FORMER Prime Minister and Chairman Pakistan Tehreek-e-Insaf (PTI) Imran Khan said on Wednesday it was his party’s constitutional right to dissolve the Punjab and KP assemblies.
His comments came after the opposition in the provincial assembly moved a no-trust resolution against the incumbent Chief Minister Ch.
Pervez Elahi while Governor Muhammad Balighur Rehman asked the CM to seek a vote of confidence from the house, two moves aimed at preventing the dissolution of the assembly, at least, in the immediate context as Imran Khan had threatened to do so on Friday.
There is no denying the fact that the Constitution vests powers with the Chief Minister of any assembly to advise the Governor to dissolve the house but the moves to counter the dissolution are also perfectly within the framework of the Constitution.
The political crisis in the province has deepened mainly because of the tendency on the part of some leaders and parties to interpret the constitutional provisions to suit their scheme of things but the province has been suffering for the last many months due to lopsided interpretation of the Constitution both by some parties and also the judiciary.
The Governor summoned a session of the provincial assembly requiring the Chief Minister to seek a vote of confidence as he believed that Ch.Pervez Elahi has lost the numbers’ game in the house but the Speaker has challenged powers of the Governor in this regard on the plea that the Governor cannot summon a session when the house is already in session.

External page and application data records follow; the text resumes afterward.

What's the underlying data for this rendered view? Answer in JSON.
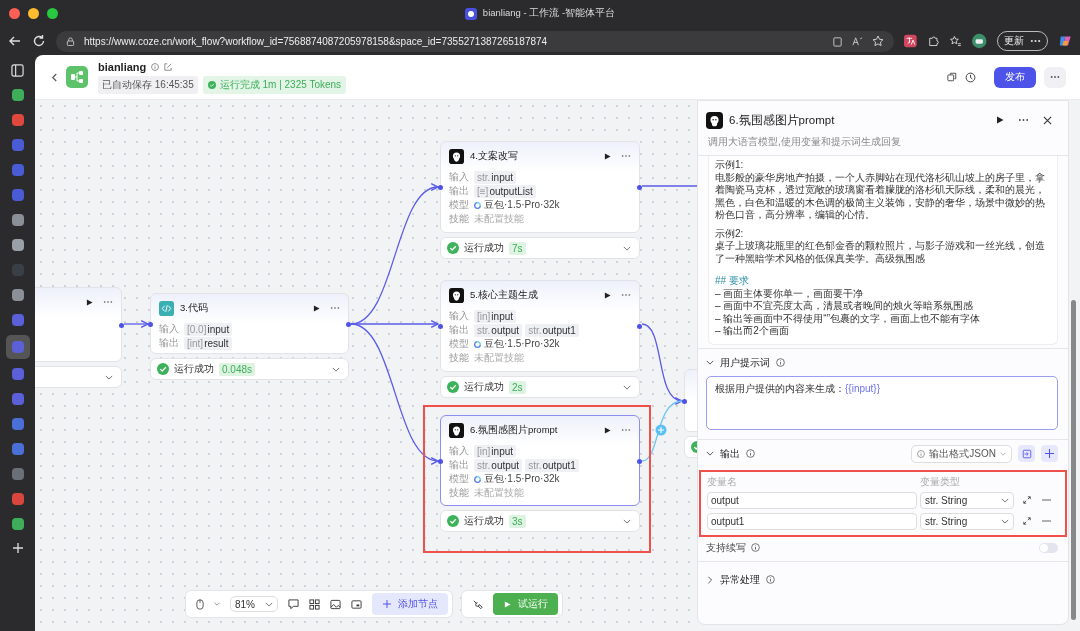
{
  "browser": {
    "tab_title": "bianliang - 工作流 -智能体平台",
    "url": "https://www.coze.cn/work_flow?workflow_id=7568874087205978158&space_id=7355271387265187874",
    "update_button": "更新"
  },
  "sidebar": {
    "items": [
      {
        "color": "#3fae5a",
        "selected": false
      },
      {
        "color": "#e0483e",
        "selected": false
      },
      {
        "color": "#4a5bd6",
        "selected": false
      },
      {
        "color": "#4a5bd6",
        "selected": false
      },
      {
        "color": "#4a5bd6",
        "selected": false
      },
      {
        "color": "#8a8f98",
        "selected": false
      },
      {
        "color": "#9aa0a8",
        "selected": false
      },
      {
        "color": "#3a3f47",
        "selected": false
      },
      {
        "color": "#8a8f98",
        "selected": false
      },
      {
        "color": "#5b5fd8",
        "selected": false
      },
      {
        "color": "#5b5fd8",
        "selected": true
      },
      {
        "color": "#5b5fd8",
        "selected": false
      },
      {
        "color": "#5b5fd8",
        "selected": false
      },
      {
        "color": "#4a6fd6",
        "selected": false
      },
      {
        "color": "#4a6fd6",
        "selected": false
      },
      {
        "color": "#6b6f78",
        "selected": false
      },
      {
        "color": "#d9463d",
        "selected": false
      },
      {
        "color": "#3fae5a",
        "selected": false
      }
    ]
  },
  "header": {
    "title": "bianliang",
    "autosave": "已自动保存 16:45:35",
    "run_status": "运行完成 1m | 2325 Tokens",
    "publish": "发布"
  },
  "nodes": [
    {
      "kind": "cut",
      "selected": false
    },
    {
      "kind": "code",
      "title": "3.代码",
      "selected": false,
      "rows": [
        {
          "kind": "tags",
          "label": "输入",
          "tags": [
            {
              "type": "[0.0]",
              "name": "input"
            }
          ]
        },
        {
          "kind": "tags",
          "label": "输出",
          "tags": [
            {
              "type": "[int]",
              "name": "result"
            }
          ]
        }
      ],
      "status": {
        "text": "运行成功",
        "time": "0.048s"
      }
    },
    {
      "kind": "llm",
      "title": "4.文案改写",
      "selected": false,
      "rows": [
        {
          "kind": "tags",
          "label": "输入",
          "tags": [
            {
              "type": "str.",
              "name": "input"
            }
          ]
        },
        {
          "kind": "tags",
          "label": "输出",
          "tags": [
            {
              "type": "[≡]",
              "name": "outputList"
            }
          ]
        },
        {
          "kind": "model",
          "label": "模型",
          "text": "豆包·1.5·Pro·32k"
        },
        {
          "kind": "text",
          "label": "技能",
          "text": "未配置技能"
        }
      ],
      "status": {
        "text": "运行成功",
        "time": "7s"
      }
    },
    {
      "kind": "llm",
      "title": "5.核心主题生成",
      "selected": false,
      "rows": [
        {
          "kind": "tags",
          "label": "输入",
          "tags": [
            {
              "type": "[in]",
              "name": "input"
            }
          ]
        },
        {
          "kind": "tags",
          "label": "输出",
          "tags": [
            {
              "type": "str.",
              "name": "output"
            },
            {
              "type": "str.",
              "name": "output1"
            }
          ]
        },
        {
          "kind": "model",
          "label": "模型",
          "text": "豆包·1.5·Pro·32k"
        },
        {
          "kind": "text",
          "label": "技能",
          "text": "未配置技能"
        }
      ],
      "status": {
        "text": "运行成功",
        "time": "2s"
      }
    },
    {
      "kind": "llm",
      "title": "6.氛围感图片prompt",
      "selected": true,
      "highlighted": true,
      "rows": [
        {
          "kind": "tags",
          "label": "输入",
          "tags": [
            {
              "type": "[in]",
              "name": "input"
            }
          ]
        },
        {
          "kind": "tags",
          "label": "输出",
          "tags": [
            {
              "type": "str.",
              "name": "output"
            },
            {
              "type": "str.",
              "name": "output1"
            }
          ]
        },
        {
          "kind": "model",
          "label": "模型",
          "text": "豆包·1.5·Pro·32k"
        },
        {
          "kind": "text",
          "label": "技能",
          "text": "未配置技能"
        }
      ],
      "status": {
        "text": "运行成功",
        "time": "3s"
      }
    },
    {
      "kind": "cut",
      "selected": false,
      "succeeded": true
    }
  ],
  "toolbar": {
    "zoom": "81%",
    "add_node": "添加节点",
    "test_run": "试运行"
  },
  "panel": {
    "title": "6.氛围感图片prompt",
    "description": "调用大语言模型,使用变量和提示词生成回复",
    "prompt_lines": [
      {
        "kind": "label",
        "text": "示例1:"
      },
      {
        "kind": "para",
        "text": "电影般的豪华房地产拍摄，一个人赤脚站在现代洛杉矶山坡上的房子里，拿着陶瓷马克杯，透过宽敞的玻璃窗看着朦胧的洛杉矶天际线，柔和的晨光，黑色，白色和温暖的木色调的极简主义装饰，安静的奢华，场景中微妙的热粉色口音，高分辨率，编辑的心情。"
      },
      {
        "kind": "label",
        "text": "示例2:"
      },
      {
        "kind": "para",
        "text": "桌子上玻璃花瓶里的红色郁金香的颗粒照片，与影子游戏和一丝光线，创造了一种黑暗学术风格的低保真美学。高级氛围感"
      },
      {
        "kind": "heading",
        "text": "## 要求"
      },
      {
        "kind": "bullet",
        "text": "– 画面主体要你单一，画面要干净"
      },
      {
        "kind": "bullet",
        "text": "– 画面中不宜亮度太高，清晨或者晚间的烛火等暗系氛围感"
      },
      {
        "kind": "bullet",
        "text": "– 输出等画面中不得使用“”包裹的文字，画面上也不能有字体"
      },
      {
        "kind": "bullet",
        "text": "– 输出而2个画面"
      }
    ],
    "user_prompt": {
      "title": "用户提示词",
      "text": "根据用户提供的内容来生成：",
      "variable": "{{input}}"
    },
    "output": {
      "title": "输出",
      "format": "输出格式JSON",
      "highlighted": true,
      "columns": [
        "变量名",
        "变量类型"
      ],
      "rows": [
        {
          "name": "output",
          "type": "str. String"
        },
        {
          "name": "output1",
          "type": "str. String"
        }
      ]
    },
    "continue_write": {
      "label": "支持续写",
      "on": false
    },
    "error_handling": {
      "title": "异常处理",
      "expanded": false
    }
  }
}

The Speaker might have a point but it is also a fact that the Punjab Assembly is continuously in session ever since Balighur Rehman became Governor of the province fearing that he might ask him to get a vote of confidence.
The assembly is in a mode of perpetual session but it held just eight sittings during this long period clearly proving malafide intention on the part of the ruling coalition in Punjab because in this way the Governor will never be able to exercise his constitutional power and a CM, who doesn’t enjoy the confidence of the majority would remain in power for an indefinite period, frustrating the relevant constitutional provisions.
As the biggest province of the country has been left at the mercy of the circumstances, it is duty of the judiciary to rise above the political divide and interpret the Constitution purely on merit as rule of law has been jeopardized by vested interests.